In this case, the work in question involved emergency service away from the home terminal which is dealt with in Rule 9 of the Collective Agreement. Rule 9 provides that employees regularly assigned to work at a shop, engine house, repair track or inspection point will be engaged in such service and paid in accordance with the Rule. The Rule, however, does not establish entitlement to emergency service based upon the section to which an employee is assigned and, therefore, cannot support the assignment of an employee from maintenance rather than from the servicing section. Moreover, Rule 9 does not purport to override the requirements of Rule 8.1 which deals with overtime. While the Corporation suggested that employees in the maintenance section are generally assigned to emergency service, it does not appear that such a practice exists where overtime is involved. (Overtime is distributed and equalized on the basis of classification.) Further, it was not suggested that an employee from servicing could not be spared during straight time hours but only that if an assignment were made, it would be necessary to reassign an employee from maintenance or heavy repair to the servicing section.
Mr. Brown was dispatched to Kingston at approximately 10:00 a.m. on March 14th and given the distance between Kingston and Etobicoke, it was clear that overtime would be required. Had it become apparent only after Mr. Brown had been dispatched that overtime would be necessary, different considerations might have applied. This, however, was not the case. Moreover, while the Corporation contended that an immediate response was necessary, there was nothing to indicate that any particular delay would have occurred had the Corporation consulted the Local Chairman and followed the usual procedure with respect to the assignment of overtime. Both Mr. Brown and Mr. Kleban were working at the TMC on the day shift and there was no dispute that they were both qualified to perform the work. In these circumstances, and given that the assignment necessarily involved overtime, I find that the Corporation was required to make the assignment in accordance with Rule 8.1 of the Collective Agreement.
In the event that I were to find that the overtime provisions applied, the Corporation acknowledged that Mr. Kleban was the proper claimant. The issue, therefore, is whether monetary relief or a remedy in kind is appropriate. In this regard, the Union pointed out that the Corporation keeps records of overtime worked and calls made and at the end of the calendar year, credits are erased and employees revert to zero. Although the Corporation could not confirm at the hearing that overtime records are maintained on the basis of the calendar year, the Corporation acknowledged that the period in which opportunities were equalized, relative to the assignment on March 14, 1990, has passed. In these circumstances, it has been held that monetary relief is appropriate as a remedy in kind has the potential to detrimentally affect the rights of other employees: see Re 3M Canada Inc. and Energy and Chemical Workers' Union, Local 294 (1984) 15 L.A.C.(3d) 316 (M.G. Picher). For this reason, the grievance is allowed and I direct the Corporation to compensate Mr. Kleban for the loss of the overtime opportunity on March 14, 1990. I shall remain seized for purposes of implementation of this award.
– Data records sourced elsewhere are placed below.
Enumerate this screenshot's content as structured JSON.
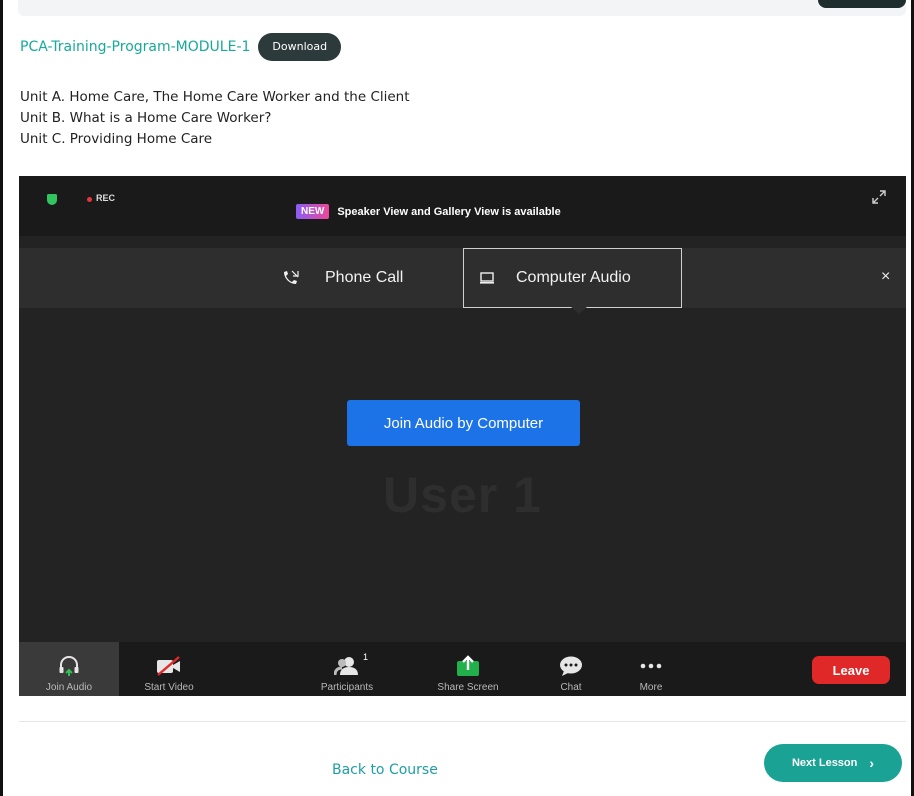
{
  "module": {
    "title": "PCA-Training-Program-MODULE-1",
    "download_label": "Download"
  },
  "units": [
    "Unit A. Home Care, The Home Care Worker and the Client",
    "Unit B. What is a Home Care Worker?",
    "Unit C. Providing Home Care"
  ],
  "meeting": {
    "rec_label": "REC",
    "new_badge": "NEW",
    "banner_text": "Speaker View and Gallery View is available",
    "audio_tabs": {
      "phone_label": "Phone Call",
      "computer_label": "Computer Audio"
    },
    "close_symbol": "×",
    "join_button": "Join Audio by Computer",
    "user_name": "User 1",
    "toolbar": {
      "join_audio": "Join Audio",
      "start_video": "Start Video",
      "participants": "Participants",
      "participants_count": "1",
      "share_screen": "Share Screen",
      "chat": "Chat",
      "more": "More",
      "leave": "Leave"
    }
  },
  "footer": {
    "back_label": "Back to Course",
    "next_label": "Next Lesson",
    "next_chevron": "›"
  },
  "colors": {
    "accent_teal": "#18a99b",
    "zoom_blue": "#1c73e8",
    "leave_red": "#e02828",
    "share_green": "#22b04a"
  }
}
DATED AT TORONTO, this 24th day of July, 1991.
(sgd) Jane H. Devlin